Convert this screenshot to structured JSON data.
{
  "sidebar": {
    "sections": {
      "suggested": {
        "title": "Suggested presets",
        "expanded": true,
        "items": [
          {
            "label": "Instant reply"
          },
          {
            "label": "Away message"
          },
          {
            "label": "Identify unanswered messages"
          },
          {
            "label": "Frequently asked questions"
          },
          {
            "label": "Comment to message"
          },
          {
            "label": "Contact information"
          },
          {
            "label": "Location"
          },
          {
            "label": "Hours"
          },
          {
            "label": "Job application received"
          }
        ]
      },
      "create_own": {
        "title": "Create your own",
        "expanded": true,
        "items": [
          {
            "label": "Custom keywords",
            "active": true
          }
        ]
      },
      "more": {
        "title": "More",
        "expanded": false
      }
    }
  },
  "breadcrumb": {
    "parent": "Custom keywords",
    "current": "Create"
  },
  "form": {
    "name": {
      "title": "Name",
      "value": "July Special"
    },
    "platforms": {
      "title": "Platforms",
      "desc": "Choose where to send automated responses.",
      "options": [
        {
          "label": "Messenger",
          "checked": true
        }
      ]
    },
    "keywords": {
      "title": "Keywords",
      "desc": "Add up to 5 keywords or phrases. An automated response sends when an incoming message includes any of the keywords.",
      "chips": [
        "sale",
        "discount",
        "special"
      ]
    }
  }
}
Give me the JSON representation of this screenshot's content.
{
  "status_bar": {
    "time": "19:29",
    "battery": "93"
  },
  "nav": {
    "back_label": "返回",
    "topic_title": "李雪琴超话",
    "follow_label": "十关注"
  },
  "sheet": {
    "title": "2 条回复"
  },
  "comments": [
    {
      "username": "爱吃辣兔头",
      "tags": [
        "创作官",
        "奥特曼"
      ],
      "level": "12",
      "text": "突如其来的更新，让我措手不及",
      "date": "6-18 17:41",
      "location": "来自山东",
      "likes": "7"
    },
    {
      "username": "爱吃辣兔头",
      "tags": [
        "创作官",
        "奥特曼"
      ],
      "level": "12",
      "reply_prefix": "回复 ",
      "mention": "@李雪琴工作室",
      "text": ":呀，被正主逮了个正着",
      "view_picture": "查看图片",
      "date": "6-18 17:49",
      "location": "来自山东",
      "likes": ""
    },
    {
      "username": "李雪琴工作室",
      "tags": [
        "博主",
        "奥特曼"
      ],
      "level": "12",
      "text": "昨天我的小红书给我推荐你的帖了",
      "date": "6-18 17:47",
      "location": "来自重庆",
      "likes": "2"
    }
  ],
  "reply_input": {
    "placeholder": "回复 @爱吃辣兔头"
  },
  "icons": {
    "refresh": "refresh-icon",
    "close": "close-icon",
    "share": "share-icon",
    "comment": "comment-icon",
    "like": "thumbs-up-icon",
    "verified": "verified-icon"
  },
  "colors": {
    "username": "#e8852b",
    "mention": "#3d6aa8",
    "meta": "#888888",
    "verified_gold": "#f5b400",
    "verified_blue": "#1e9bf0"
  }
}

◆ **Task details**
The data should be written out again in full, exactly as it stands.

◆ **Response**
Convert this screenshot to structured JSON data.
{
  "sidebar": {
    "sections": {
      "suggested": {
        "title": "Suggested presets",
        "expanded": true,
        "items": [
          {
            "label": "Instant reply"
          },
          {
            "label": "Away message"
          },
          {
            "label": "Identify unanswered messages"
          },
          {
            "label": "Frequently asked questions"
          },
          {
            "label": "Comment to message"
          },
          {
            "label": "Contact information"
          },
          {
            "label": "Location"
          },
          {
            "label": "Hours"
          },
          {
            "label": "Job application received"
          }
        ]
      },
      "create_own": {
        "title": "Create your own",
        "expanded": true,
        "items": [
          {
            "label": "Custom keywords",
            "active": true
          }
        ]
      },
      "more": {
        "title": "More",
        "expanded": false
      }
    }
  },
  "breadcrumb": {
    "parent": "Custom keywords",
    "current": "Create"
  },
  "form": {
    "name": {
      "title": "Name",
      "value": "July Special"
    },
    "platforms": {
      "title": "Platforms",
      "desc": "Choose where to send automated responses.",
      "options": [
        {
          "label": "Messenger",
          "checked": true
        }
      ]
    },
    "keywords": {
      "title": "Keywords",
      "desc": "Add up to 5 keywords or phrases. An automated response sends when an incoming message includes any of the keywords.",
      "chips": [
        "sale",
        "discount",
        "special"
      ]
    }
  }
}
Give me the JSON representation of this screenshot's content.
{
  "status_bar": {
    "time": "19:29",
    "battery": "93"
  },
  "nav": {
    "back_label": "返回",
    "topic_title": "李雪琴超话",
    "follow_label": "十关注"
  },
  "sheet": {
    "title": "2 条回复"
  },
  "comments": [
    {
      "username": "爱吃辣兔头",
      "tags": [
        "创作官",
        "奥特曼"
      ],
      "level": "12",
      "text": "突如其来的更新，让我措手不及",
      "date": "6-18 17:41",
      "location": "来自山东",
      "likes": "7"
    },
    {
      "username": "爱吃辣兔头",
      "tags": [
        "创作官",
        "奥特曼"
      ],
      "level": "12",
      "reply_prefix": "回复 ",
      "mention": "@李雪琴工作室",
      "text": ":呀，被正主逮了个正着",
      "view_picture": "查看图片",
      "date": "6-18 17:49",
      "location": "来自山东",
      "likes": ""
    },
    {
      "username": "李雪琴工作室",
      "tags": [
        "博主",
        "奥特曼"
      ],
      "level": "12",
      "text": "昨天我的小红书给我推荐你的帖了",
      "date": "6-18 17:47",
      "location": "来自重庆",
      "likes": "2"
    }
  ],
  "reply_input": {
    "placeholder": "回复 @爱吃辣兔头"
  },
  "icons": {
    "refresh": "refresh-icon",
    "close": "close-icon",
    "share": "share-icon",
    "comment": "comment-icon",
    "like": "thumbs-up-icon",
    "verified": "verified-icon"
  },
  "colors": {
    "username": "#e8852b",
    "mention": "#3d6aa8",
    "meta": "#888888",
    "verified_gold": "#f5b400",
    "verified_blue": "#1e9bf0"
  }
}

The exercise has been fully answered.